JEFFERSON CITY, Mo. —
While Gov. Jay Nixon was in Nevada, Mo., on Wednesday, a Missouri House panel led by Republicans began hearing arguments on three measures calling for impeaching him. Nixon has downplayed the proceedings as a legislative “publicity stunt.”
One resolution, sponsored by Rep. Mike Moon, R-Ash Grove, is critical of Nixon for waiting several months to call special elections to fill three vacated House seats. One seat was open for seven months. Special elections now are set in all of those districts, one in St. Louis, one in Salem and the third in Southeast Missouri.
Nixon also has yet to call a special election for the open seat in the 22nd Senatorial District, which was vacated by Ryan McKenna, a Democrat from Crystal City, when he was appointed director of the Missouri Department of Labor and Industrial Relations on Dec. 13.
Moon is alleging that the governor’s office has violated a law requiring that he act “without delay” in calling special elections.
“The statute I refer to does require the governor to act with haste,” Moon said. “In this legislative session, laws have been debated and passed, all while more than 200,000 Missouri citizens haven’t had their voices represented.”
Officials with Nixon’s administration noted that there are no strict guidelines defining how long the governor has to call a special election.
The committee also heard from Rep. Nick Marshall, R-Parkville, who filed an impeachment resolution alleging that Nixon violated the Missouri Constitution and state law when he issued an executive order allowing the Missouri Department of Revenue to begin accepting joint tax returns from same-sex couples.

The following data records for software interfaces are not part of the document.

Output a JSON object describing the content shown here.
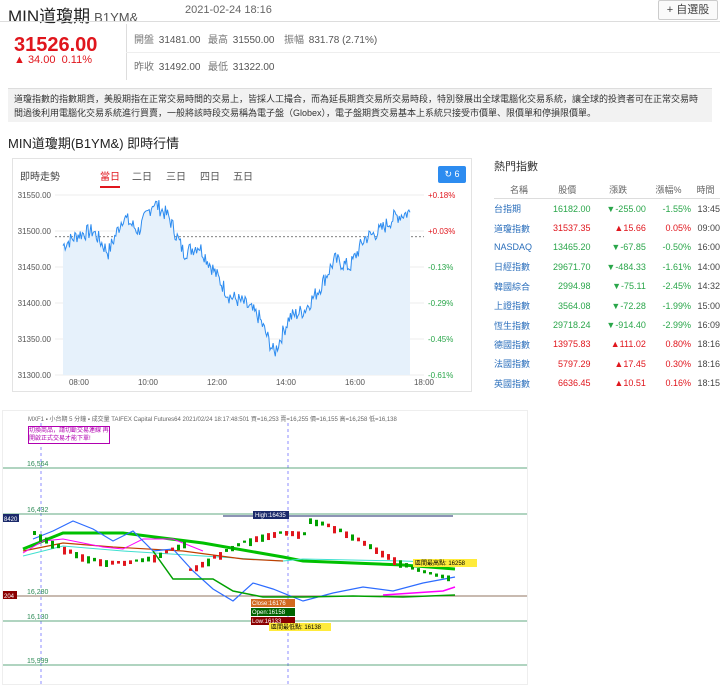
{
  "header": {
    "title": "MIN道瓊期",
    "code": "B1YM&",
    "datetime": "2021-02-24 18:16",
    "watch_button": "+ 自選股"
  },
  "quote": {
    "price": "31526.00",
    "change": "▲ 34.00",
    "change_pct": "0.11%",
    "open_label": "開盤",
    "open": "31481.00",
    "high_label": "最高",
    "high": "31550.00",
    "amp_label": "振幅",
    "amp": "831.78 (2.71%)",
    "prev_label": "昨收",
    "prev": "31492.00",
    "low_label": "最低",
    "low": "31322.00"
  },
  "description": "道瓊指數的指數期貨，美股期指在正常交易時間的交易上，皆採人工撮合，而為延長期貨交易所交易時段，特別發展出全球電腦化交易系統，讓全球的投資者可在正常交易時間過後利用電腦化交易系統進行買賣，一般將該時段交易稱為電子盤（Globex），電子盤期貨交易基本上系統只接受市價單、限價單和停損限價單。",
  "subtitle": "MIN道瓊期(B1YM&) 即時行情",
  "chart_panel": {
    "title": "即時走勢",
    "tabs": [
      "當日",
      "二日",
      "三日",
      "四日",
      "五日"
    ],
    "active_tab": "當日",
    "refresh_label": "↻ 6",
    "y_ticks": [
      "31550.00",
      "31500.00",
      "31450.00",
      "31400.00",
      "31350.00",
      "31300.00"
    ],
    "pct_ticks": [
      "+0.18%",
      "+0.03%",
      "-0.13%",
      "-0.29%",
      "-0.45%",
      "-0.61%"
    ],
    "x_ticks": [
      "08:00",
      "10:00",
      "12:00",
      "14:00",
      "16:00",
      "18:00"
    ]
  },
  "chart_data": {
    "type": "line",
    "title": "即時走勢",
    "x": [
      "07:00",
      "07:30",
      "08:00",
      "08:30",
      "09:00",
      "09:30",
      "10:00",
      "10:30",
      "11:00",
      "11:30",
      "12:00",
      "12:30",
      "13:00",
      "13:30",
      "14:00",
      "14:30",
      "15:00",
      "15:30",
      "16:00",
      "16:30",
      "17:00",
      "17:30",
      "18:00",
      "18:16"
    ],
    "values": [
      31480,
      31495,
      31500,
      31470,
      31520,
      31500,
      31540,
      31520,
      31470,
      31480,
      31445,
      31410,
      31400,
      31380,
      31330,
      31380,
      31390,
      31420,
      31460,
      31450,
      31490,
      31500,
      31520,
      31526
    ],
    "reference": 31492,
    "ylim": [
      31300,
      31550
    ],
    "grid": true
  },
  "hot": {
    "title": "熱門指數",
    "headers": [
      "名稱",
      "股價",
      "漲跌",
      "漲幅%",
      "時間"
    ],
    "rows": [
      {
        "name": "台指期",
        "price": "16182.00",
        "change": "▼-255.00",
        "pct": "-1.55%",
        "time": "13:45",
        "dir": "dn"
      },
      {
        "name": "道瓊指數",
        "price": "31537.35",
        "change": "▲15.66",
        "pct": "0.05%",
        "time": "09:00",
        "dir": "up"
      },
      {
        "name": "NASDAQ",
        "price": "13465.20",
        "change": "▼-67.85",
        "pct": "-0.50%",
        "time": "16:00",
        "dir": "dn"
      },
      {
        "name": "日經指數",
        "price": "29671.70",
        "change": "▼-484.33",
        "pct": "-1.61%",
        "time": "14:00",
        "dir": "dn"
      },
      {
        "name": "韓國綜合",
        "price": "2994.98",
        "change": "▼-75.11",
        "pct": "-2.45%",
        "time": "14:32",
        "dir": "dn"
      },
      {
        "name": "上證指數",
        "price": "3564.08",
        "change": "▼-72.28",
        "pct": "-1.99%",
        "time": "15:00",
        "dir": "dn"
      },
      {
        "name": "恆生指數",
        "price": "29718.24",
        "change": "▼-914.40",
        "pct": "-2.99%",
        "time": "16:09",
        "dir": "dn"
      },
      {
        "name": "德國指數",
        "price": "13975.83",
        "change": "▲111.02",
        "pct": "0.80%",
        "time": "18:16",
        "dir": "up"
      },
      {
        "name": "法國指數",
        "price": "5797.29",
        "change": "▲17.45",
        "pct": "0.30%",
        "time": "18:16",
        "dir": "up"
      },
      {
        "name": "英國指數",
        "price": "6636.45",
        "change": "▲10.51",
        "pct": "0.16%",
        "time": "18:15",
        "dir": "up"
      }
    ]
  },
  "tv": {
    "toolbar": "MXF1 ▪ 小台期 5 分鐘 ▪ 成交量 TAIFEX Capital Futures64 2021/02/24 18:17:48:501 買=16,253 賣=16,255 價=16,155 高=16,258 低=16,138",
    "notice": "切換商品，請切斷交易連線 再開啟正式交易才能下單!",
    "y_labels": [
      "16,564",
      "16,432",
      "16,280",
      "16,130",
      "15,999"
    ],
    "left_tags": [
      "8420",
      "204"
    ],
    "high_tag": "High:16435",
    "close_tag": "Close:16176",
    "open_tag": "Open:16158",
    "low_tag": "Low:16133",
    "period_high": "區間最高點: 16258",
    "period_low": "區間最低點: 16138"
  },
  "colors": {
    "up": "#e0161d",
    "down": "#2aa64a",
    "accent": "#2d8cf0"
  }
}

“To be valid and recognized in this state, marriage must be between a man and a woman,” said Marshall, referencing a 2004 voter-approved amendment to the state constitution banning marriage for gay couples. “You must be husband and wife in order to file a combined return under Missouri law.”

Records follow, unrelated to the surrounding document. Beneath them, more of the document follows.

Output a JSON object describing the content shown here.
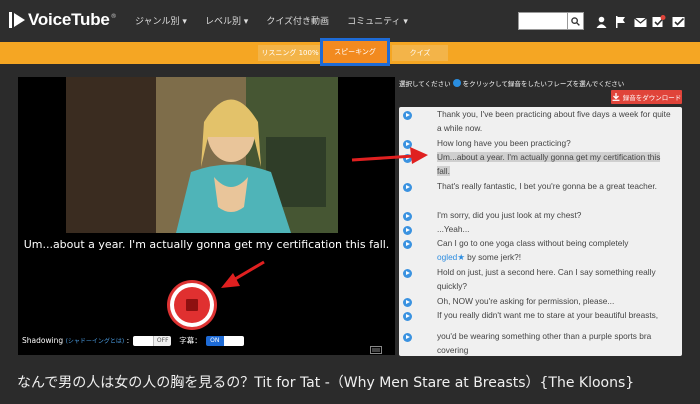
{
  "app": {
    "name": "VoiceTube",
    "trademark": "®"
  },
  "nav": {
    "items": [
      {
        "label": "ジャンル別 ▾"
      },
      {
        "label": "レベル別 ▾"
      },
      {
        "label": "クイズ付き動画"
      },
      {
        "label": "コミュニティ ▾"
      }
    ],
    "search": {
      "value": "",
      "placeholder": ""
    }
  },
  "tabs": {
    "listening": "リスニング 100%",
    "speaking": "スピーキング",
    "quiz": "クイズ"
  },
  "video": {
    "subtitle": "Um...about a year. I'm actually gonna get my certification this fall."
  },
  "controls": {
    "shadowing_label": "Shadowing",
    "shadowing_link": "(シャドーイングとは)",
    "colon": ":",
    "shadowing_state": "OFF",
    "subtitles_label": "字幕：",
    "subtitles_state": "ON"
  },
  "panel": {
    "instruction_before": "選択してください",
    "instruction_after": "をクリックして録音をしたいフレーズを選んでください",
    "download_label": "録音をダウンロード",
    "lines": [
      {
        "text": "Thank you, I've been practicing about five days a week for quite a while now."
      },
      {
        "text": "How long have you been practicing?"
      },
      {
        "text": "Um...about a year. I'm actually gonna get my certification this fall."
      },
      {
        "text": "That's really fantastic, I bet you're gonna be a great teacher."
      },
      {
        "text": "I'm sorry, did you just look at my chest?"
      },
      {
        "text": "...Yeah..."
      },
      {
        "text": "Can I go to one yoga class without being completely"
      },
      {
        "blue": "ogled",
        "rest": "by some jerk?!"
      },
      {
        "text": "Hold on just, just a second here. Can I say something really quickly?"
      },
      {
        "text": "Oh, NOW you're asking for permission, please..."
      },
      {
        "text": "If you really didn't want me to stare at your beautiful breasts,"
      },
      {
        "text": "you'd be wearing something other than a purple sports bra covering"
      }
    ]
  },
  "page_title": "なんで男の人は女の人の胸を見るの？Tit for Tat -（Why Men Stare at Breasts）{The Kloons}",
  "colors": {
    "accent_orange": "#f5a623",
    "selected_blue": "#1e6bd6",
    "record_red": "#e03030",
    "download_red": "#e0443a"
  }
}
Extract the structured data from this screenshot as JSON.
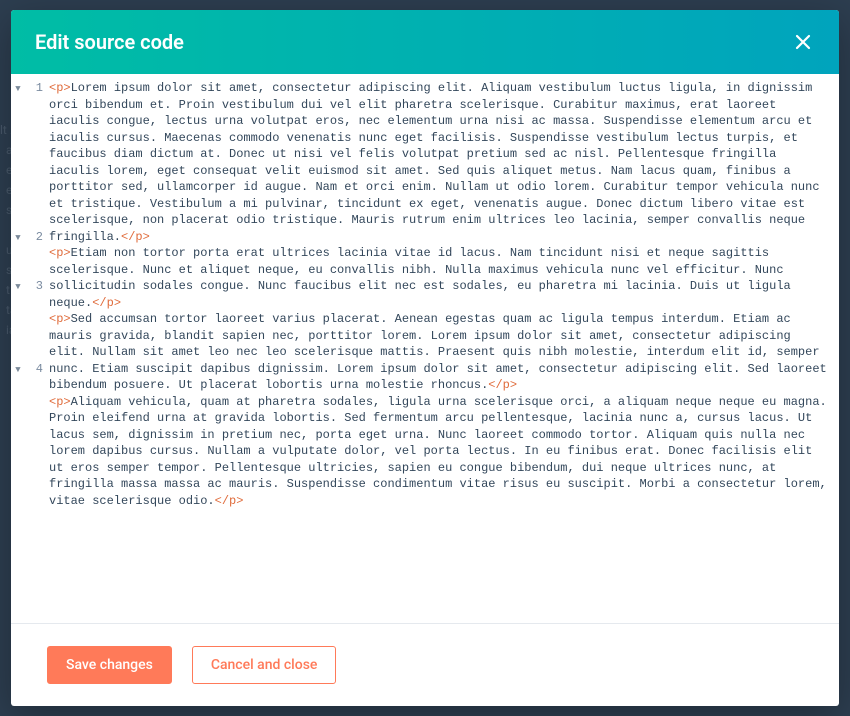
{
  "modal": {
    "title": "Edit source code"
  },
  "buttons": {
    "save": "Save changes",
    "cancel": "Cancel and close"
  },
  "code_lines": [
    {
      "n": 1,
      "open": "<p>",
      "text": "Lorem ipsum dolor sit amet, consectetur adipiscing elit. Aliquam vestibulum luctus ligula, in dignissim orci bibendum et. Proin vestibulum dui vel elit pharetra scelerisque. Curabitur maximus, erat laoreet iaculis congue, lectus urna volutpat eros, nec elementum urna nisi ac massa. Suspendisse elementum arcu et iaculis cursus. Maecenas commodo venenatis nunc eget facilisis. Suspendisse vestibulum lectus turpis, et faucibus diam dictum at. Donec ut nisi vel felis volutpat pretium sed ac nisl. Pellentesque fringilla iaculis lorem, eget consequat velit euismod sit amet. Sed quis aliquet metus. Nam lacus quam, finibus a porttitor sed, ullamcorper id augue. Nam et orci enim. Nullam ut odio lorem. Curabitur tempor vehicula nunc et tristique. Vestibulum a mi pulvinar, tincidunt ex eget, venenatis augue. Donec dictum libero vitae est scelerisque, non placerat odio tristique. Mauris rutrum enim ultrices leo lacinia, semper convallis neque fringilla.",
      "close": "</p>",
      "wrap_lines": 9
    },
    {
      "n": 2,
      "open": "<p>",
      "text": "Etiam non tortor porta erat ultrices lacinia vitae id lacus. Nam tincidunt nisi et neque sagittis scelerisque. Nunc et aliquet neque, eu convallis nibh. Nulla maximus vehicula nunc vel efficitur. Nunc sollicitudin sodales congue. Nunc faucibus elit nec est sodales, eu pharetra mi lacinia. Duis ut ligula neque.",
      "close": "</p>",
      "wrap_lines": 3
    },
    {
      "n": 3,
      "open": "<p>",
      "text": "Sed accumsan tortor laoreet varius placerat. Aenean egestas quam ac ligula tempus interdum. Etiam ac mauris gravida, blandit sapien nec, porttitor lorem. Lorem ipsum dolor sit amet, consectetur adipiscing elit. Nullam sit amet leo nec leo scelerisque mattis. Praesent quis nibh molestie, interdum elit id, semper nunc. Etiam suscipit dapibus dignissim. Lorem ipsum dolor sit amet, consectetur adipiscing elit. Sed laoreet bibendum posuere. Ut placerat lobortis urna molestie rhoncus.",
      "close": "</p>",
      "wrap_lines": 5
    },
    {
      "n": 4,
      "open": "<p>",
      "text": "Aliquam vehicula, quam at pharetra sodales, ligula urna scelerisque orci, a aliquam neque neque eu magna. Proin eleifend urna at gravida lobortis. Sed fermentum arcu pellentesque, lacinia nunc a, cursus lacus. Ut lacus sem, dignissim in pretium nec, porta eget urna. Nunc laoreet commodo tortor. Aliquam quis nulla nec lorem dapibus cursus. Nullam a vulputate dolor, vel porta lectus. In eu finibus erat. Donec facilisis elit ut eros semper tempor. Pellentesque ultricies, sapien eu congue bibendum, dui neque ultrices nunc, at fringilla massa massa ac mauris. Suspendisse condimentum vitae risus eu suscipit. Morbi a consectetur lorem, vitae scelerisque odio.",
      "close": "</p>",
      "wrap_lines": 6
    }
  ]
}
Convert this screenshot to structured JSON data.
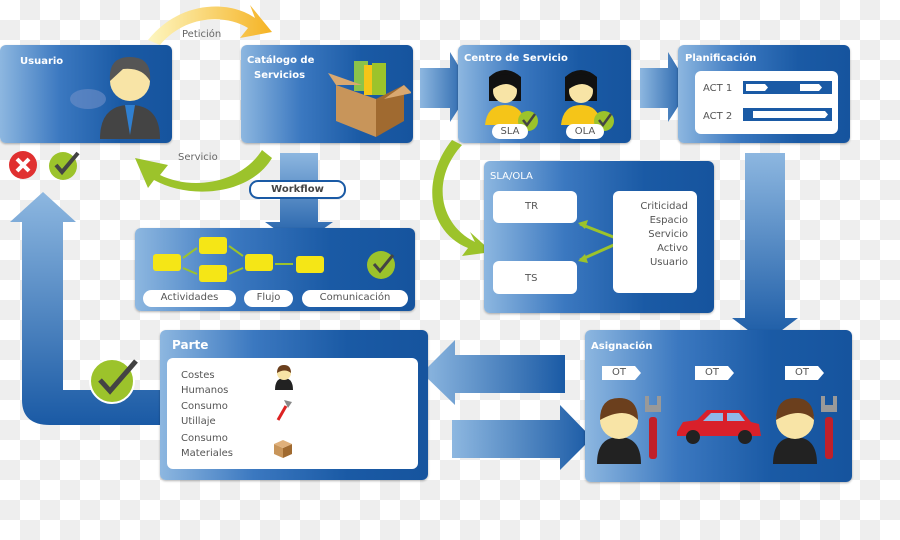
{
  "usuario": {
    "title": "Usuario"
  },
  "flow": {
    "peticion": "Petición",
    "servicio": "Servicio"
  },
  "catalogo": {
    "title_line1": "Catálogo de",
    "title_line2": "Servicios"
  },
  "workflow": {
    "label": "Workflow",
    "pills": [
      "Actividades",
      "Flujo",
      "Comunicación"
    ]
  },
  "centro": {
    "title": "Centro de Servicio",
    "agents": [
      "SLA",
      "OLA"
    ]
  },
  "planificacion": {
    "title": "Planificación",
    "rows": [
      "ACT 1",
      "ACT 2"
    ]
  },
  "sla_ola": {
    "title": "SLA/OLA",
    "tr": "TR",
    "ts": "TS",
    "factors": [
      "Criticidad",
      "Espacio",
      "Servicio",
      "Activo",
      "Usuario"
    ],
    "plus": "+"
  },
  "parte": {
    "title": "Parte",
    "items": [
      [
        "Costes",
        "Humanos"
      ],
      [
        "Consumo",
        "Utillaje"
      ],
      [
        "Consumo",
        "Materiales"
      ]
    ]
  },
  "asignacion": {
    "title": "Asignación",
    "tags": [
      "OT",
      "OT",
      "OT"
    ]
  },
  "colors": {
    "blue": "#1a5aa5",
    "green": "#9cc32b",
    "yellow": "#f5e616",
    "orange": "#f5b324"
  }
}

Missouri in 2004 became the first state to pass a constitutional amendment prohibiting same-sex marriage after the Massachusetts high court permitted gay marriage there. The measure was approved by 70 percent of the voters.
Nixon said his order was in line with an order from the Internal Revenue Service that said it would begin accepting joint tax returns from same-sex couples regardless of where they are from.

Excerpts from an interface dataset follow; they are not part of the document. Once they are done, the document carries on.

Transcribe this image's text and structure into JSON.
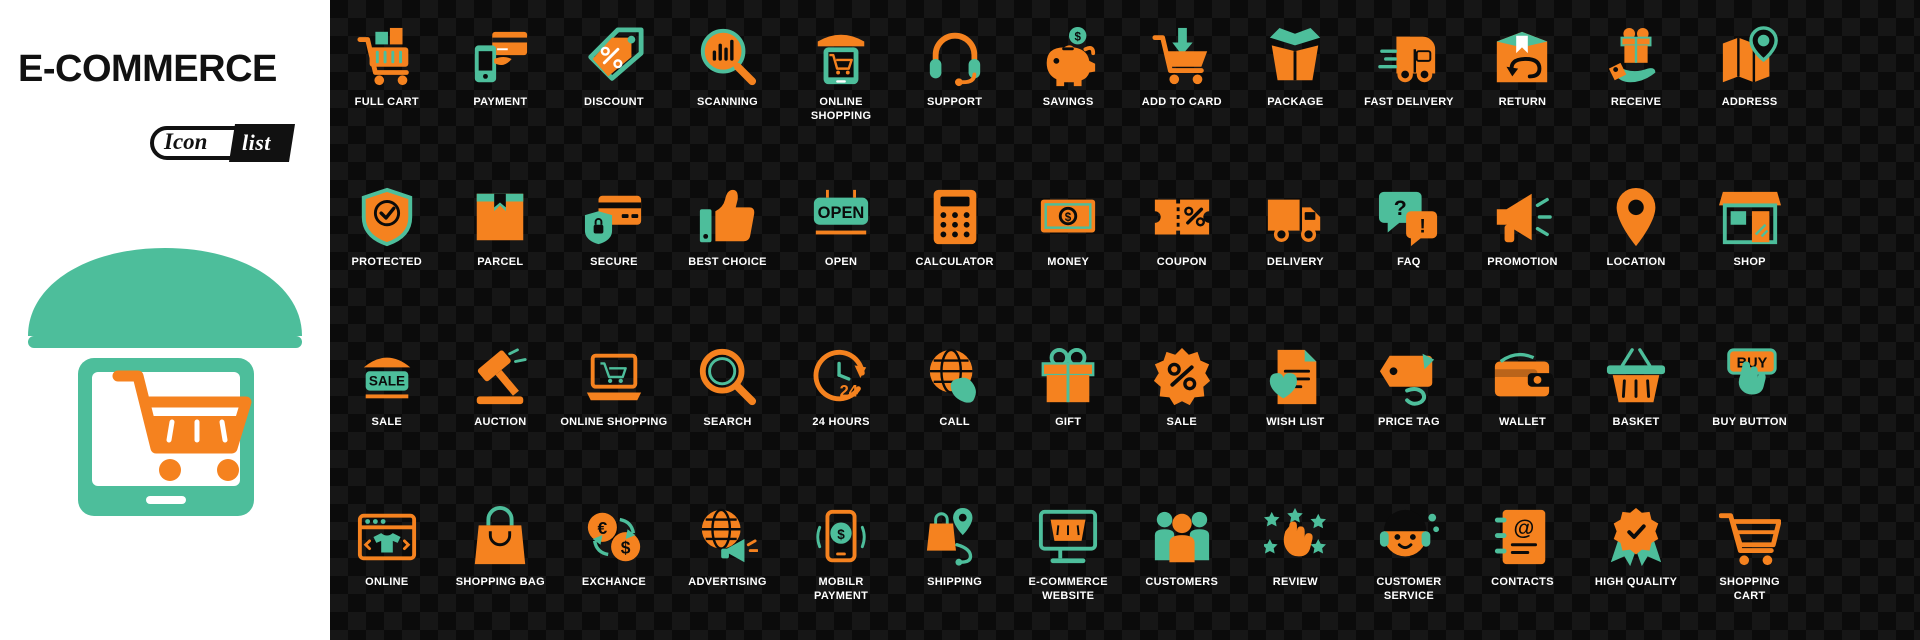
{
  "left": {
    "title": "E-COMMERCE",
    "logo": {
      "word_icon": "Icon",
      "word_list": "list"
    },
    "hero_icon_name": "online-store-mobile-cart-illustration"
  },
  "colors": {
    "orange": "#F5821F",
    "teal": "#4DBE9B",
    "dark_bg": "#0b0b0b",
    "checker": "#161616",
    "label": "#FFFFFF",
    "title": "#111111"
  },
  "grid": {
    "columns": 14,
    "rows": 4,
    "icons": [
      {
        "label": "FULL CART",
        "icon": "full-cart-icon"
      },
      {
        "label": "PAYMENT",
        "icon": "payment-card-hand-icon"
      },
      {
        "label": "DISCOUNT",
        "icon": "discount-tag-icon"
      },
      {
        "label": "SCANNING",
        "icon": "magnifier-chart-icon"
      },
      {
        "label": "ONLINE\nSHOPPING",
        "icon": "online-shopping-mobile-store-icon"
      },
      {
        "label": "SUPPORT",
        "icon": "headset-support-icon"
      },
      {
        "label": "SAVINGS",
        "icon": "piggy-bank-icon"
      },
      {
        "label": "ADD TO CARD",
        "icon": "add-to-cart-arrow-icon"
      },
      {
        "label": "PACKAGE",
        "icon": "open-box-package-icon"
      },
      {
        "label": "FAST DELIVERY",
        "icon": "fast-delivery-truck-icon"
      },
      {
        "label": "RETURN",
        "icon": "return-box-arrow-icon"
      },
      {
        "label": "RECEIVE",
        "icon": "receive-gift-hand-icon"
      },
      {
        "label": "ADDRESS",
        "icon": "map-pin-address-icon"
      },
      {
        "label": "PROTECTED",
        "icon": "shield-check-icon"
      },
      {
        "label": "PARCEL",
        "icon": "parcel-box-icon"
      },
      {
        "label": "SECURE",
        "icon": "secure-card-lock-icon"
      },
      {
        "label": "BEST CHOICE",
        "icon": "thumbs-up-icon"
      },
      {
        "label": "OPEN",
        "icon": "open-sign-icon"
      },
      {
        "label": "CALCULATOR",
        "icon": "calculator-icon"
      },
      {
        "label": "MONEY",
        "icon": "banknote-money-icon"
      },
      {
        "label": "COUPON",
        "icon": "coupon-percent-icon"
      },
      {
        "label": "DELIVERY",
        "icon": "delivery-van-icon"
      },
      {
        "label": "FAQ",
        "icon": "faq-question-bubble-icon"
      },
      {
        "label": "PROMOTION",
        "icon": "megaphone-promotion-icon"
      },
      {
        "label": "LOCATION",
        "icon": "location-pin-icon"
      },
      {
        "label": "SHOP",
        "icon": "shop-storefront-icon"
      },
      {
        "label": "SALE",
        "icon": "sale-tag-icon"
      },
      {
        "label": "AUCTION",
        "icon": "auction-gavel-icon"
      },
      {
        "label": "ONLINE SHOPPING",
        "icon": "laptop-cart-icon"
      },
      {
        "label": "SEARCH",
        "icon": "search-magnifier-icon"
      },
      {
        "label": "24 HOURS",
        "icon": "24-hours-clock-icon"
      },
      {
        "label": "CALL",
        "icon": "global-call-icon"
      },
      {
        "label": "GIFT",
        "icon": "gift-box-icon"
      },
      {
        "label": "SALE",
        "icon": "sale-percent-badge-icon"
      },
      {
        "label": "WISH LIST",
        "icon": "wish-list-heart-document-icon"
      },
      {
        "label": "PRICE TAG",
        "icon": "price-tag-icon"
      },
      {
        "label": "WALLET",
        "icon": "wallet-icon"
      },
      {
        "label": "BASKET",
        "icon": "shopping-basket-icon"
      },
      {
        "label": "BUY BUTTON",
        "icon": "buy-button-click-icon"
      },
      {
        "label": "ONLINE",
        "icon": "online-browser-tshirt-icon"
      },
      {
        "label": "SHOPPING BAG",
        "icon": "shopping-bag-icon"
      },
      {
        "label": "EXCHANCE",
        "icon": "currency-exchange-icon"
      },
      {
        "label": "ADVERTISING",
        "icon": "advertising-globe-megaphone-icon"
      },
      {
        "label": "MOBILR\nPAYMENT",
        "icon": "mobile-payment-icon"
      },
      {
        "label": "SHIPPING",
        "icon": "shipping-bag-route-icon"
      },
      {
        "label": "E-COMMERCE\nWEBSITE",
        "icon": "ecommerce-website-monitor-icon"
      },
      {
        "label": "CUSTOMERS",
        "icon": "customers-group-icon"
      },
      {
        "label": "REVIEW",
        "icon": "review-stars-click-icon"
      },
      {
        "label": "CUSTOMER\nSERVICE",
        "icon": "customer-service-agent-icon"
      },
      {
        "label": "CONTACTS",
        "icon": "contacts-book-icon"
      },
      {
        "label": "HIGH QUALITY",
        "icon": "high-quality-badge-icon"
      },
      {
        "label": "SHOPPING\nCART",
        "icon": "shopping-cart-icon"
      }
    ]
  }
}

Democratic committee members said the issue should be determined by the courts before the Legislature considers possible impeachment.
“This is a disagreement in legal theory, which shouldn’t be an impeachable offense,” said Rep. Mike Colona, D-St. Louis.
Rep. Rick Brattin, R-Harrisonville, filed an impeachment resolution charging Nixon with failing to discipline state employees who were involved with sharing confidential conceal-carry permit information with the federal government. His resolution states, “The delay in government agencies in revealing these violations, and the lies told by government agencies surrounding these violations, demanded swift investigation and decisive action by Gov. Nixon.”
No votes were taken in the committee hearing.
House Judiciary Committee Chairman Stanley Cox, R-Sedalia, said the hearing would resume next week and that no potential votes would be held until after it concludes.
For Nixon to be removed from office, the Judiciary Committee and the full House would need to adopt one of the articles of impeachment. The Senate then would need to select a panel of “eminent jurists,” who would try the case and determine whether removal was warranted.
The Missouri Constitution allows elected officials to be impeached for “crimes, misconduct, habitual drunkenness, willful neglect of duty, corruption in office, incompetency, or any offense involving moral turpitude or oppression in office.”
THE ASSOCIATED PRESS contributed to this report.
FORMER SECRETARY OF STATE JUDY MORIARTY was the last state official to be impeached and removed from office. She was convicted of backdating her son’s candidate-filing paperwork in 1994.